Sue Bailey, Storyteller
I was born and educated in Southampton. I studied Microbiology at University, worked in Youth Hostels in the Peak District and Norfolk, taught in Kirkby in Merseyside for 7 years, had 3 sons, lived in Wisconsin USA for three years and moved to the Isle of Wight in 2000.
I have told stories and run workshops at a number of places and venues over the years including Australia’s Castlemaine State Festival, and the International School in London. Most of my work has been on the Isle of Wight for many of the numerous festivals and community events that take place over here. Highlights have included bedtime stories on the Kidszone stage at the Isle of Wight Rock Festival, Christmas stories by candlelight in the woods at Fort Victoria and a gecko themed birthday party for an 8 year old. I am always open to new challenges!
I love stories, and the ideas and images they can convey and believe in there is an important place for oral storytelling, alongside reading, in our culture. Story telling can be more creative as each story evolves slightly each time it is told. Stories can be adapted, not tied to the words on the page. It enables the listeners to create their own imaginative pictures and images as the story unfolds.
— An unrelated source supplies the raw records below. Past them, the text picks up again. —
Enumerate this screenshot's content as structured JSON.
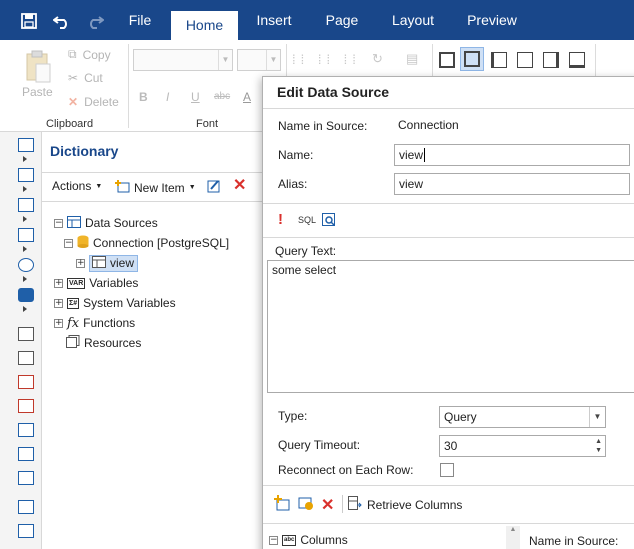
{
  "menubar": {
    "tabs": [
      {
        "label": "File"
      },
      {
        "label": "Home"
      },
      {
        "label": "Insert"
      },
      {
        "label": "Page"
      },
      {
        "label": "Layout"
      },
      {
        "label": "Preview"
      }
    ],
    "active_tab": "Home",
    "colors": {
      "bar": "#19478a",
      "active_text": "#19478a"
    }
  },
  "ribbon": {
    "clipboard": {
      "paste": "Paste",
      "copy": "Copy",
      "cut": "Cut",
      "delete": "Delete",
      "group_label": "Clipboard"
    },
    "font": {
      "group_label": "Font",
      "bold": "B",
      "italic": "I",
      "underline": "U",
      "strike": "abc",
      "color": "A"
    }
  },
  "dictionary": {
    "title": "Dictionary",
    "toolbar": {
      "actions": "Actions",
      "new_item": "New Item"
    },
    "tree": {
      "data_sources": "Data Sources",
      "connection": "Connection [PostgreSQL]",
      "view": "view",
      "variables": "Variables",
      "system_variables": "System Variables",
      "functions": "Functions",
      "resources": "Resources"
    }
  },
  "dialog": {
    "title": "Edit Data Source",
    "name_in_source_label": "Name in Source:",
    "name_in_source_value": "Connection",
    "name_label": "Name:",
    "name_value": "view",
    "alias_label": "Alias:",
    "alias_value": "view",
    "sql_label": "SQL",
    "query_text_label": "Query Text:",
    "query_text_value": "some select",
    "type_label": "Type:",
    "type_value": "Query",
    "timeout_label": "Query Timeout:",
    "timeout_value": "30",
    "reconnect_label": "Reconnect on Each Row:",
    "reconnect_checked": false,
    "retrieve_columns": "Retrieve Columns",
    "columns_node": "Columns",
    "name_in_source_col": "Name in Source:"
  }
}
My Favourite stories are those with a twist in the tail, some humour e.g., The four stages of man; Coyote and The money tree; and Anansi Tales.
I tell stories that may be traditional, modern or new and original. I love listening to stories and delight in finding a gem of tale that is calling out to be retold.
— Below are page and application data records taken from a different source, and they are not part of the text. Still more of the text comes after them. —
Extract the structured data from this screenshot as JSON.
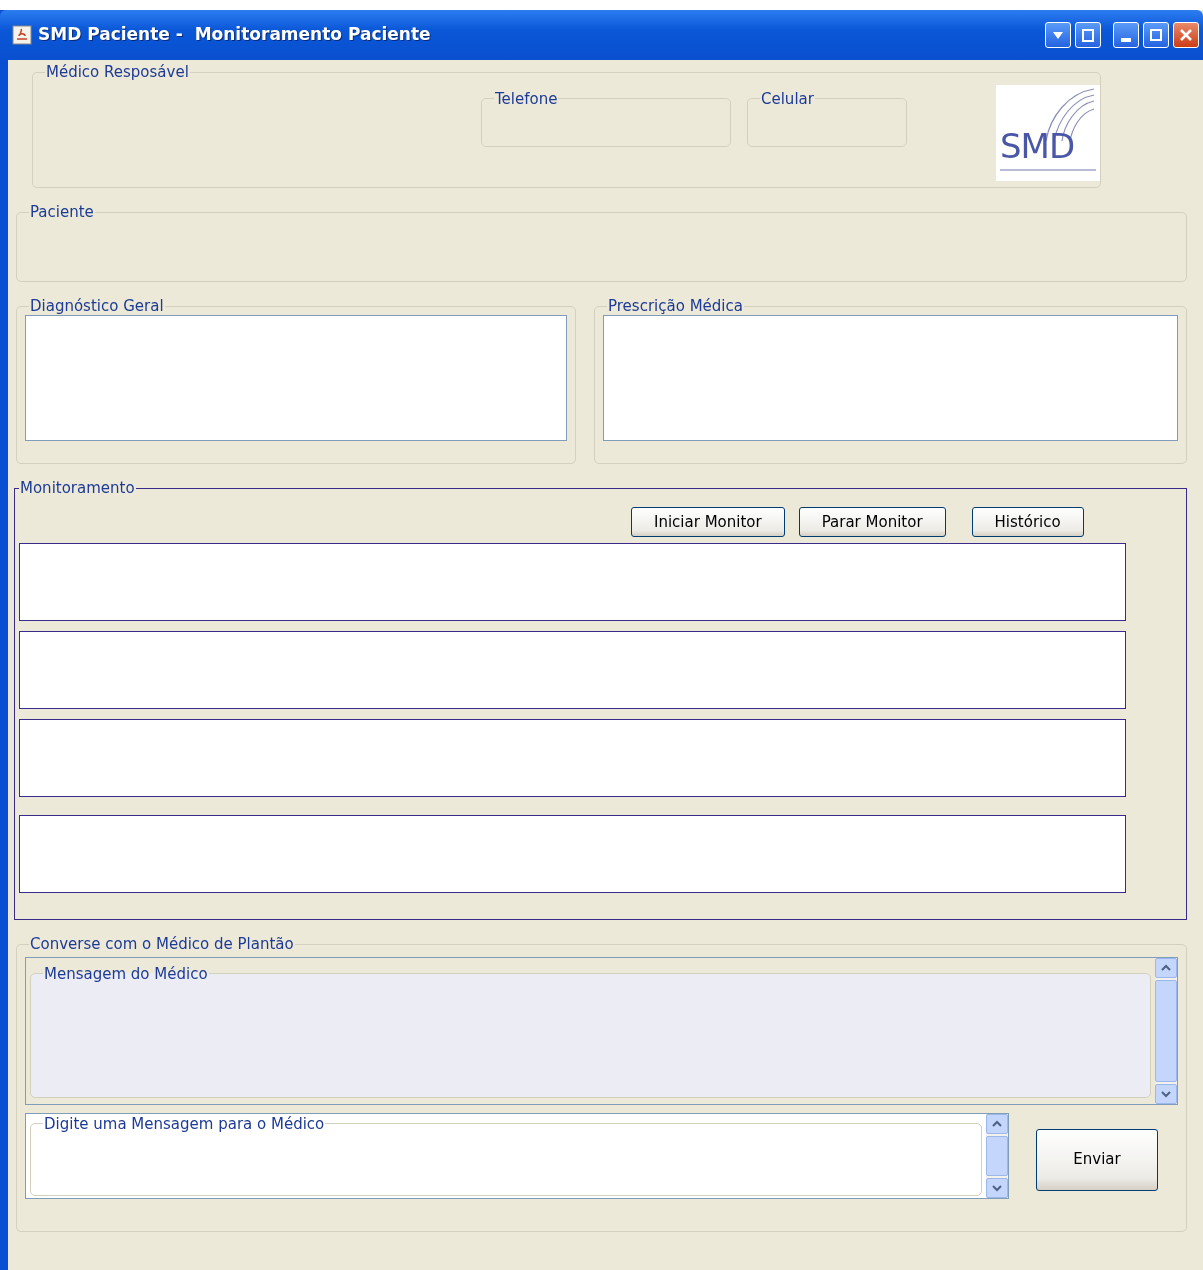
{
  "window": {
    "title": "SMD Paciente -  Monitoramento Paciente"
  },
  "doctor": {
    "title": "Médico Resposável",
    "phone_label": "Telefone",
    "mobile_label": "Celular",
    "logo_text": "SMD"
  },
  "patient": {
    "title": "Paciente"
  },
  "diagnosis": {
    "title": "Diagnóstico Geral"
  },
  "prescription": {
    "title": "Prescrição Médica"
  },
  "monitoring": {
    "title": "Monitoramento",
    "buttons": [
      "Iniciar Monitor",
      "Parar Monitor",
      "Histórico"
    ],
    "displays": [
      {
        "kind": "display"
      },
      {
        "kind": "display"
      },
      {
        "kind": "display"
      },
      {
        "kind": "display"
      }
    ]
  },
  "chat": {
    "title": "Converse com o Médico de Plantão",
    "incoming_title": "Mensagem do Médico",
    "outgoing_title": "Digite uma Mensagem para o Médico",
    "send_button": "Enviar"
  }
}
In 2006 I began the Island Storytellers, a group that meets monthly to swap stories. I work closely with the Island Storytellers to promote and develop storytelling on the Isle of Wight. We have had three successful storytelling festivals the first in 2006, ‘Ferry Tales’, in 2008, and ‘Mosaic of Words’ in 2010.
Since 2011, I have been telling tales in various residential homes under the auspices of Independent Arts. It's been fun developing multi sensory aspects of my storytelling to help people with special needs gain more from the stories.
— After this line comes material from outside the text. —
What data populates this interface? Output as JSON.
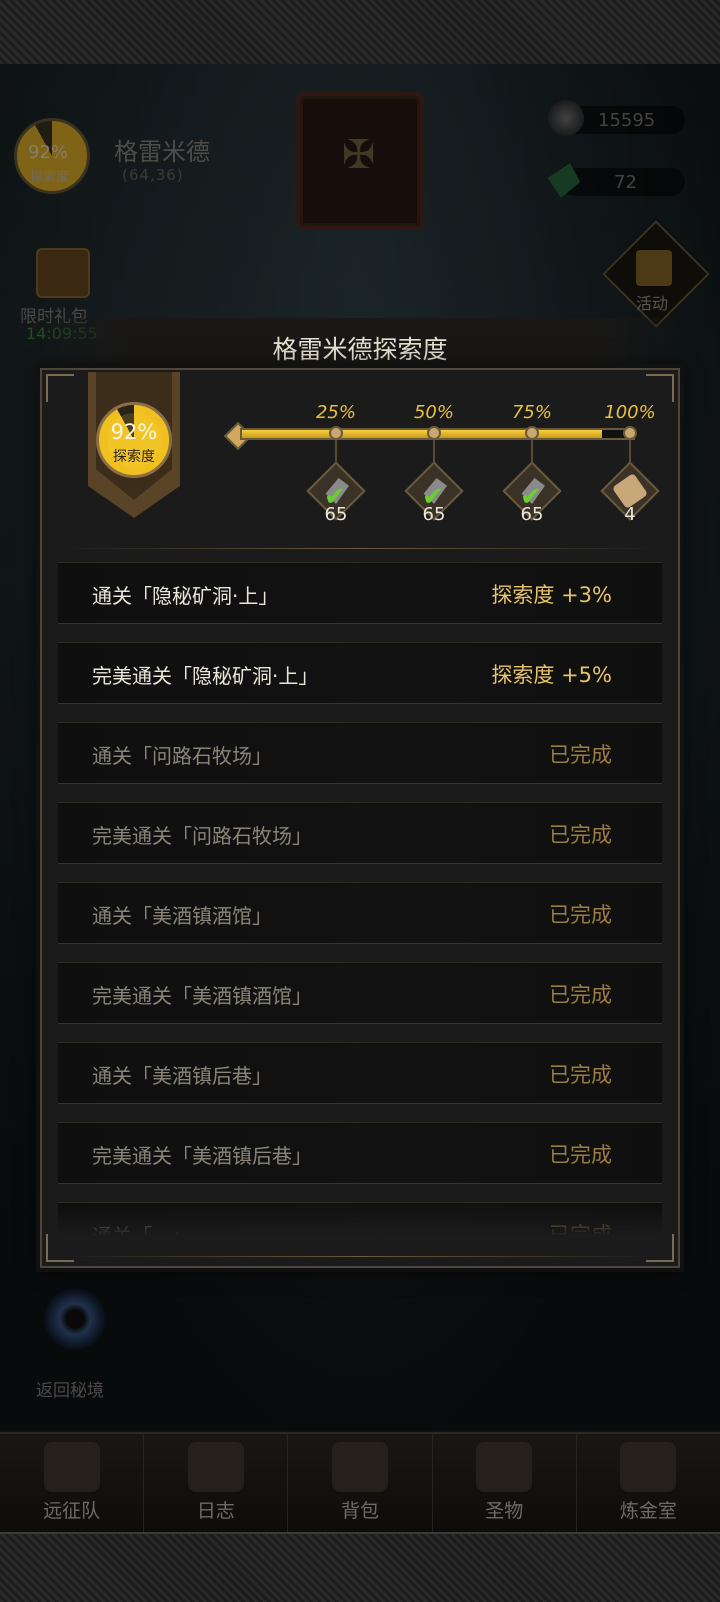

2013 has seen me crossing the Solent many times on board the Red Funnel Ferries regaling one and all on the top deck with tales about why the sea is salty.
Recently I have taken over Richard Wood, aka Timberwood, 's Pirate and Smuggling Stories. I am looking forward to meeting lots of visiting school groups and showing them not only how to to spin a yarn but also how to twist one too!
In the meantime I will be out and about at festivals, in restaurants, in cafes and, of course, at the storyclub, telling and swapping stories.